**THE TASK**: Output every record precisely.

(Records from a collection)
-*-*-
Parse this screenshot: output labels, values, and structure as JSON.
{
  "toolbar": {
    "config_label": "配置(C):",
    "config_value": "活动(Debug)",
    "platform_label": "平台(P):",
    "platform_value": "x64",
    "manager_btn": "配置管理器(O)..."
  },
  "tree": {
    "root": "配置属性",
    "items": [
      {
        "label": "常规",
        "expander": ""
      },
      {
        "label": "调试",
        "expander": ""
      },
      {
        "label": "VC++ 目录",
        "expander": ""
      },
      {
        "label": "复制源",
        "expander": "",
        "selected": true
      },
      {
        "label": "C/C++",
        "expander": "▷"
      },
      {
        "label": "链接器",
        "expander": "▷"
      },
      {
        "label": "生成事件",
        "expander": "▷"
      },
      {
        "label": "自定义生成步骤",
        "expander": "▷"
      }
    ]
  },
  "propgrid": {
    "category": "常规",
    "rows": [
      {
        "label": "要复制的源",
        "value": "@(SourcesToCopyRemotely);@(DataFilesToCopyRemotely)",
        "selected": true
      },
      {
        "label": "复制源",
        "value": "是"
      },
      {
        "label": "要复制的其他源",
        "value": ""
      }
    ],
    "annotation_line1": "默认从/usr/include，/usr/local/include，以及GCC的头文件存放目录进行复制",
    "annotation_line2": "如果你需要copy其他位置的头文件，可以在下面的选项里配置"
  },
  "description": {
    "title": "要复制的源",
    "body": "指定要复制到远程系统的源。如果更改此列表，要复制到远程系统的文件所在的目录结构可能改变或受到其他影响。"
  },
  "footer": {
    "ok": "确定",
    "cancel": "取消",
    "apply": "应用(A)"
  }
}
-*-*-
**TASK OUTPUT**:
Parse this screenshot: output labels, values, and structure as JSON.
{
  "toolbar": {
    "config_label": "配置(C):",
    "config_value": "活动(Debug)",
    "platform_label": "平台(P):",
    "platform_value": "x64",
    "manager_btn": "配置管理器(O)..."
  },
  "tree": {
    "root": "配置属性",
    "items": [
      {
        "label": "常规",
        "expander": ""
      },
      {
        "label": "调试",
        "expander": ""
      },
      {
        "label": "VC++ 目录",
        "expander": ""
      },
      {
        "label": "复制源",
        "expander": "",
        "selected": true
      },
      {
        "label": "C/C++",
        "expander": "▷"
      },
      {
        "label": "链接器",
        "expander": "▷"
      },
      {
        "label": "生成事件",
        "expander": "▷"
      },
      {
        "label": "自定义生成步骤",
        "expander": "▷"
      }
    ]
  },
  "propgrid": {
    "category": "常规",
    "rows": [
      {
        "label": "要复制的源",
        "value": "@(SourcesToCopyRemotely);@(DataFilesToCopyRemotely)",
        "selected": true
      },
      {
        "label": "复制源",
        "value": "是"
      },
      {
        "label": "要复制的其他源",
        "value": ""
      }
    ],
    "annotation_line1": "默认从/usr/include，/usr/local/include，以及GCC的头文件存放目录进行复制",
    "annotation_line2": "如果你需要copy其他位置的头文件，可以在下面的选项里配置"
  },
  "description": {
    "title": "要复制的源",
    "body": "指定要复制到远程系统的源。如果更改此列表，要复制到远程系统的文件所在的目录结构可能改变或受到其他影响。"
  },
  "footer": {
    "ok": "确定",
    "cancel": "取消",
    "apply": "应用(A)"
  }
}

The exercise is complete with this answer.